*TASK GOAL:*
Determine how many lines in this listing contain the word "email" and report that number by itself.

*SUPPLIED MATERIAL:*

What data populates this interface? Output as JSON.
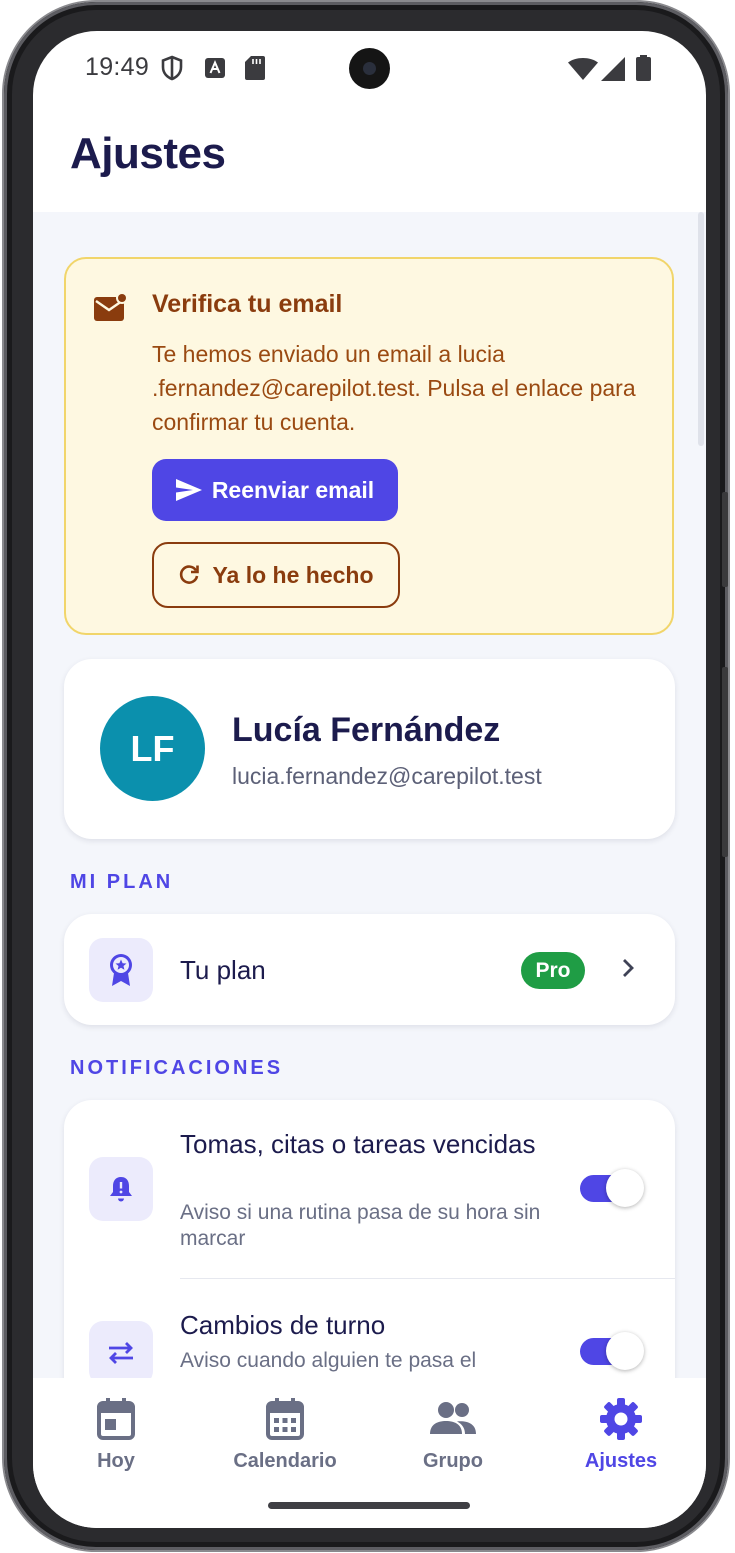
{
  "status_bar": {
    "time": "19:49",
    "icons": [
      "shield-icon",
      "font-a-icon",
      "sd-card-icon",
      "wifi-icon",
      "signal-icon",
      "battery-icon"
    ]
  },
  "header": {
    "title": "Ajustes"
  },
  "verify_banner": {
    "icon": "mail-badge-icon",
    "title": "Verifica tu email",
    "text": "Te hemos enviado un email a lucia .fernandez@carepilot.test. Pulsa el enlace para confirmar tu cuenta.",
    "resend_label": "Reenviar email",
    "done_label": "Ya lo he hecho"
  },
  "profile": {
    "initials": "LF",
    "name": "Lucía Fernández",
    "email": "lucia.fernandez@carepilot.test",
    "avatar_color": "#0b90ad"
  },
  "plan_section": {
    "label": "MI PLAN",
    "item_label": "Tu plan",
    "badge": "Pro",
    "badge_color": "#1f9d45"
  },
  "notifications_section": {
    "label": "NOTIFICACIONES",
    "items": [
      {
        "title": "Tomas, citas o tareas vencidas",
        "subtitle": "Aviso si una rutina pasa de su hora sin marcar",
        "enabled": true,
        "icon": "bell-alert-icon"
      },
      {
        "title": "Cambios de turno",
        "subtitle": "Aviso cuando alguien te pasa el",
        "enabled": true,
        "icon": "swap-arrows-icon"
      }
    ]
  },
  "bottom_nav": {
    "items": [
      {
        "label": "Hoy",
        "icon": "calendar-day-icon",
        "active": false
      },
      {
        "label": "Calendario",
        "icon": "calendar-month-icon",
        "active": false
      },
      {
        "label": "Grupo",
        "icon": "group-icon",
        "active": false
      },
      {
        "label": "Ajustes",
        "icon": "gear-icon",
        "active": true
      }
    ]
  },
  "colors": {
    "accent": "#4f46e5",
    "title": "#1c1b4d",
    "banner_bg": "#fef8e1",
    "banner_text": "#8a3c0e"
  }
}
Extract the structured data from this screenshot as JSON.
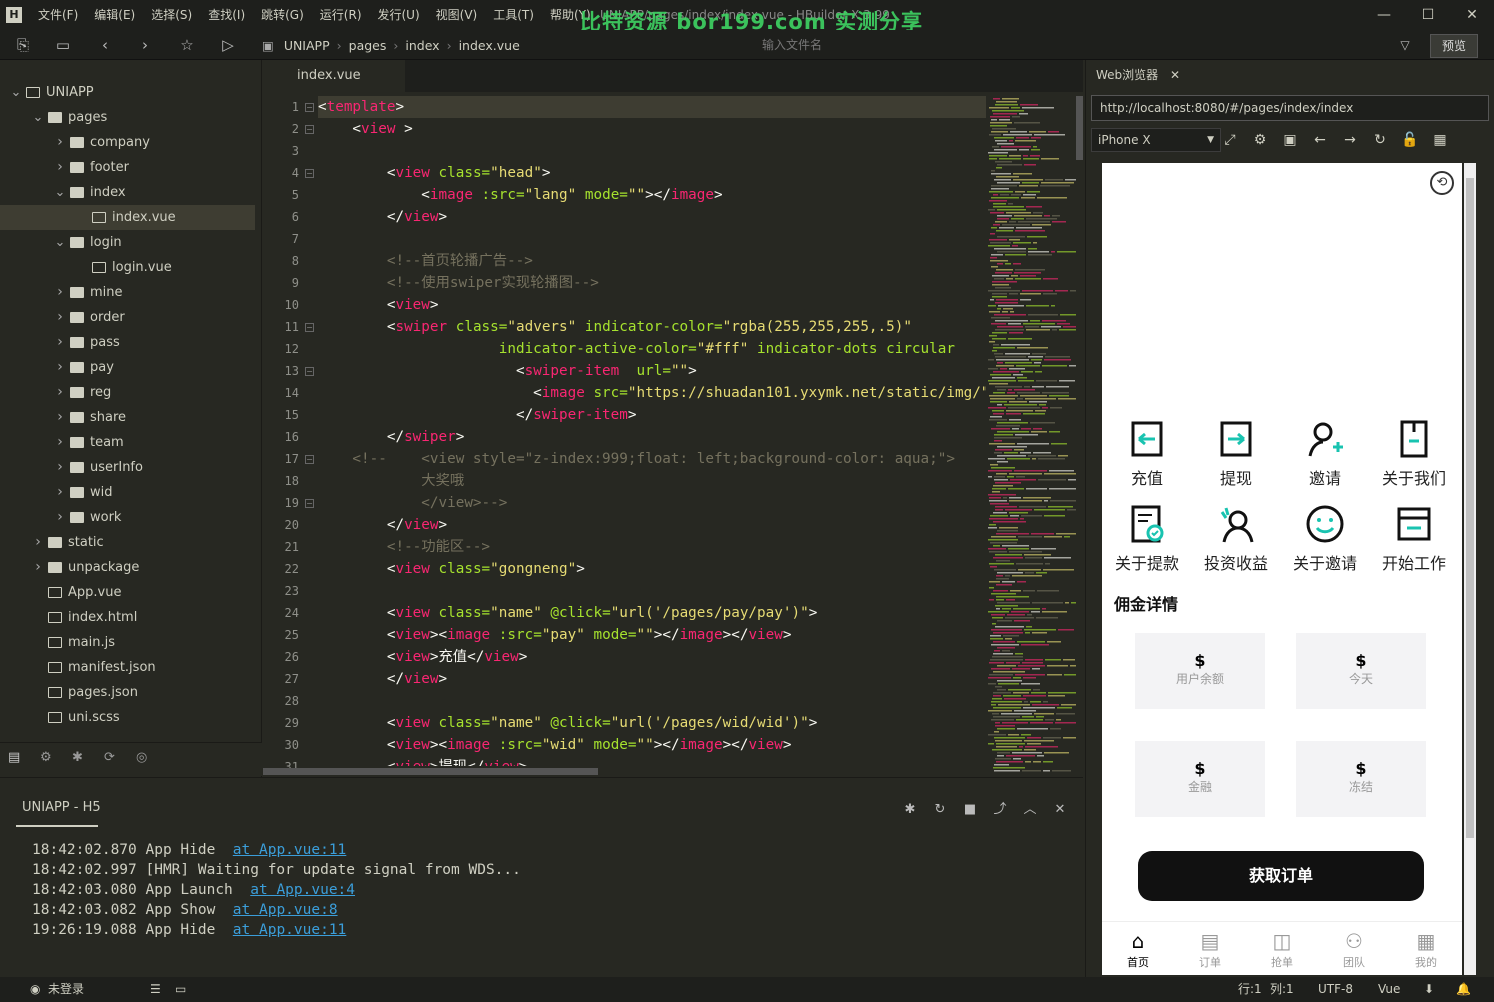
{
  "app": {
    "window_title": "UNIAPP/pages/index/index.vue - HBuilder X 3.99",
    "watermark": "比特资源 bor199.com 实测分享"
  },
  "menu": [
    "文件(F)",
    "编辑(E)",
    "选择(S)",
    "查找(I)",
    "跳转(G)",
    "运行(R)",
    "发行(U)",
    "视图(V)",
    "工具(T)",
    "帮助(Y)"
  ],
  "breadcrumb": [
    "UNIAPP",
    "pages",
    "index",
    "index.vue"
  ],
  "toolbar": {
    "file_search_placeholder": "输入文件名",
    "preview_label": "预览"
  },
  "sidebar": {
    "project": "UNIAPP",
    "items": [
      {
        "label": "pages",
        "type": "folder",
        "depth": 1,
        "open": true
      },
      {
        "label": "company",
        "type": "folder",
        "depth": 2,
        "open": false
      },
      {
        "label": "footer",
        "type": "folder",
        "depth": 2,
        "open": false
      },
      {
        "label": "index",
        "type": "folder",
        "depth": 2,
        "open": true
      },
      {
        "label": "index.vue",
        "type": "vue",
        "depth": 3,
        "selected": true
      },
      {
        "label": "login",
        "type": "folder",
        "depth": 2,
        "open": true
      },
      {
        "label": "login.vue",
        "type": "vue",
        "depth": 3
      },
      {
        "label": "mine",
        "type": "folder",
        "depth": 2,
        "open": false
      },
      {
        "label": "order",
        "type": "folder",
        "depth": 2,
        "open": false
      },
      {
        "label": "pass",
        "type": "folder",
        "depth": 2,
        "open": false
      },
      {
        "label": "pay",
        "type": "folder",
        "depth": 2,
        "open": false
      },
      {
        "label": "reg",
        "type": "folder",
        "depth": 2,
        "open": false
      },
      {
        "label": "share",
        "type": "folder",
        "depth": 2,
        "open": false
      },
      {
        "label": "team",
        "type": "folder",
        "depth": 2,
        "open": false
      },
      {
        "label": "userInfo",
        "type": "folder",
        "depth": 2,
        "open": false
      },
      {
        "label": "wid",
        "type": "folder",
        "depth": 2,
        "open": false
      },
      {
        "label": "work",
        "type": "folder",
        "depth": 2,
        "open": false
      },
      {
        "label": "static",
        "type": "folder",
        "depth": 1,
        "open": false
      },
      {
        "label": "unpackage",
        "type": "folder",
        "depth": 1,
        "open": false
      },
      {
        "label": "App.vue",
        "type": "vue",
        "depth": 1
      },
      {
        "label": "index.html",
        "type": "html",
        "depth": 1
      },
      {
        "label": "main.js",
        "type": "js",
        "depth": 1
      },
      {
        "label": "manifest.json",
        "type": "json",
        "depth": 1
      },
      {
        "label": "pages.json",
        "type": "json",
        "depth": 1
      },
      {
        "label": "uni.scss",
        "type": "scss",
        "depth": 1
      }
    ]
  },
  "editor": {
    "tab": "index.vue",
    "lines": [
      [
        [
          "tx",
          "<"
        ],
        [
          "tg",
          "template"
        ],
        [
          "tx",
          ">"
        ]
      ],
      [
        [
          "tx",
          "    <"
        ],
        [
          "tg",
          "view"
        ],
        [
          "tx",
          " >"
        ]
      ],
      [],
      [
        [
          "tx",
          "        <"
        ],
        [
          "tg",
          "view"
        ],
        [
          "at",
          " class="
        ],
        [
          "st",
          "\"head\""
        ],
        [
          "tx",
          ">"
        ]
      ],
      [
        [
          "tx",
          "            <"
        ],
        [
          "tg",
          "image"
        ],
        [
          "at",
          " :src="
        ],
        [
          "st",
          "\"lang\""
        ],
        [
          "at",
          " mode="
        ],
        [
          "st",
          "\"\""
        ],
        [
          "tx",
          "></"
        ],
        [
          "tg",
          "image"
        ],
        [
          "tx",
          ">"
        ]
      ],
      [
        [
          "tx",
          "        </"
        ],
        [
          "tg",
          "view"
        ],
        [
          "tx",
          ">"
        ]
      ],
      [],
      [
        [
          "cm",
          "        <!--首页轮播广告-->"
        ]
      ],
      [
        [
          "cm",
          "        <!--使用swiper实现轮播图-->"
        ]
      ],
      [
        [
          "tx",
          "        <"
        ],
        [
          "tg",
          "view"
        ],
        [
          "tx",
          ">"
        ]
      ],
      [
        [
          "tx",
          "        <"
        ],
        [
          "tg",
          "swiper"
        ],
        [
          "at",
          " class="
        ],
        [
          "st",
          "\"advers\""
        ],
        [
          "at",
          " indicator-color="
        ],
        [
          "st",
          "\"rgba(255,255,255,.5)\""
        ]
      ],
      [
        [
          "at",
          "                     indicator-active-color="
        ],
        [
          "st",
          "\"#fff\""
        ],
        [
          "at",
          " indicator-dots circular"
        ]
      ],
      [
        [
          "tx",
          "                       <"
        ],
        [
          "tg",
          "swiper-item"
        ],
        [
          "at",
          "  url="
        ],
        [
          "st",
          "\"\""
        ],
        [
          "tx",
          ">"
        ]
      ],
      [
        [
          "tx",
          "                         <"
        ],
        [
          "tg",
          "image"
        ],
        [
          "at",
          " src="
        ],
        [
          "st",
          "\"https://shuadan101.yxymk.net/static/img/\""
        ]
      ],
      [
        [
          "tx",
          "                       </"
        ],
        [
          "tg",
          "swiper-item"
        ],
        [
          "tx",
          ">"
        ]
      ],
      [
        [
          "tx",
          "        </"
        ],
        [
          "tg",
          "swiper"
        ],
        [
          "tx",
          ">"
        ]
      ],
      [
        [
          "cm",
          "    <!--    <view style=\"z-index:999;float: left;background-color: aqua;\">"
        ]
      ],
      [
        [
          "cm",
          "            大奖哦"
        ]
      ],
      [
        [
          "cm",
          "            </view>-->"
        ]
      ],
      [
        [
          "tx",
          "        </"
        ],
        [
          "tg",
          "view"
        ],
        [
          "tx",
          ">"
        ]
      ],
      [
        [
          "cm",
          "        <!--功能区-->"
        ]
      ],
      [
        [
          "tx",
          "        <"
        ],
        [
          "tg",
          "view"
        ],
        [
          "at",
          " class="
        ],
        [
          "st",
          "\"gongneng\""
        ],
        [
          "tx",
          ">"
        ]
      ],
      [],
      [
        [
          "tx",
          "        <"
        ],
        [
          "tg",
          "view"
        ],
        [
          "at",
          " class="
        ],
        [
          "st",
          "\"name\""
        ],
        [
          "at",
          " @click="
        ],
        [
          "st",
          "\"url('/pages/pay/pay')\""
        ],
        [
          "tx",
          ">"
        ]
      ],
      [
        [
          "tx",
          "        <"
        ],
        [
          "tg",
          "view"
        ],
        [
          "tx",
          "><"
        ],
        [
          "tg",
          "image"
        ],
        [
          "at",
          " :src="
        ],
        [
          "st",
          "\"pay\""
        ],
        [
          "at",
          " mode="
        ],
        [
          "st",
          "\"\""
        ],
        [
          "tx",
          "></"
        ],
        [
          "tg",
          "image"
        ],
        [
          "tx",
          "></"
        ],
        [
          "tg",
          "view"
        ],
        [
          "tx",
          ">"
        ]
      ],
      [
        [
          "tx",
          "        <"
        ],
        [
          "tg",
          "view"
        ],
        [
          "tx",
          ">充值</"
        ],
        [
          "tg",
          "view"
        ],
        [
          "tx",
          ">"
        ]
      ],
      [
        [
          "tx",
          "        </"
        ],
        [
          "tg",
          "view"
        ],
        [
          "tx",
          ">"
        ]
      ],
      [],
      [
        [
          "tx",
          "        <"
        ],
        [
          "tg",
          "view"
        ],
        [
          "at",
          " class="
        ],
        [
          "st",
          "\"name\""
        ],
        [
          "at",
          " @click="
        ],
        [
          "st",
          "\"url('/pages/wid/wid')\""
        ],
        [
          "tx",
          ">"
        ]
      ],
      [
        [
          "tx",
          "        <"
        ],
        [
          "tg",
          "view"
        ],
        [
          "tx",
          "><"
        ],
        [
          "tg",
          "image"
        ],
        [
          "at",
          " :src="
        ],
        [
          "st",
          "\"wid\""
        ],
        [
          "at",
          " mode="
        ],
        [
          "st",
          "\"\""
        ],
        [
          "tx",
          "></"
        ],
        [
          "tg",
          "image"
        ],
        [
          "tx",
          "></"
        ],
        [
          "tg",
          "view"
        ],
        [
          "tx",
          ">"
        ]
      ],
      [
        [
          "tx",
          "        <"
        ],
        [
          "tg",
          "view"
        ],
        [
          "tx",
          ">提现</"
        ],
        [
          "tg",
          "view"
        ],
        [
          "tx",
          ">"
        ]
      ]
    ]
  },
  "browser": {
    "tab": "Web浏览器",
    "url": "http://localhost:8080/#/pages/index/index",
    "device": "iPhone X",
    "grid": [
      "充值",
      "提现",
      "邀请",
      "关于我们",
      "关于提款",
      "投资收益",
      "关于邀请",
      "开始工作"
    ],
    "section_title": "佣金详情",
    "cards": [
      {
        "value": "$",
        "label": "用户余额"
      },
      {
        "value": "$",
        "label": "今天"
      },
      {
        "value": "$",
        "label": "金融"
      },
      {
        "value": "$",
        "label": "冻结"
      }
    ],
    "order_button": "获取订单",
    "tabbar": [
      "首页",
      "订单",
      "抢单",
      "团队",
      "我的"
    ]
  },
  "console": {
    "title": "UNIAPP - H5",
    "logs": [
      {
        "text": "18:42:02.870 App Hide  ",
        "link": "at App.vue:11"
      },
      {
        "text": "18:42:02.997 [HMR] Waiting for update signal from WDS...",
        "link": ""
      },
      {
        "text": "18:42:03.080 App Launch  ",
        "link": "at App.vue:4"
      },
      {
        "text": "18:42:03.082 App Show  ",
        "link": "at App.vue:8"
      },
      {
        "text": "19:26:19.088 App Hide  ",
        "link": "at App.vue:11"
      }
    ]
  },
  "status": {
    "login": "未登录",
    "row": "行:1",
    "col": "列:1",
    "encoding": "UTF-8",
    "language": "Vue"
  }
}
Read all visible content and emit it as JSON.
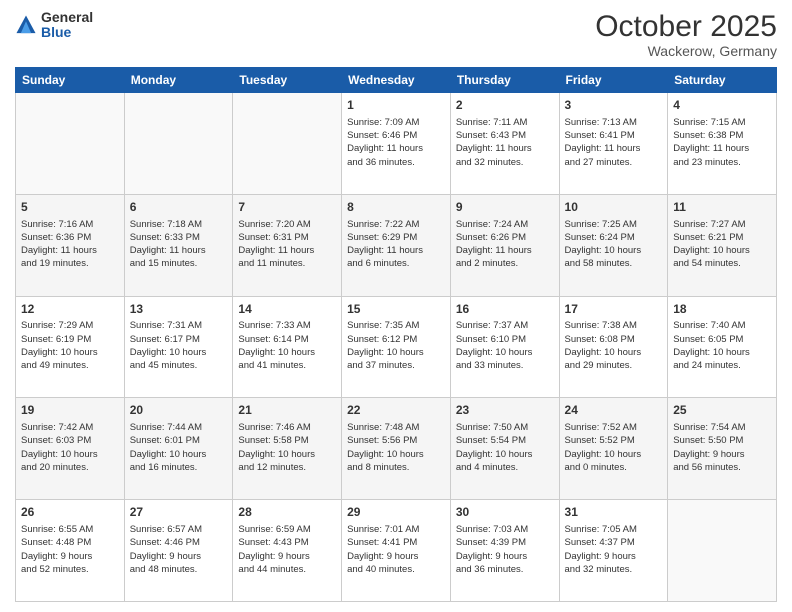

*FINISHED TASK:*
4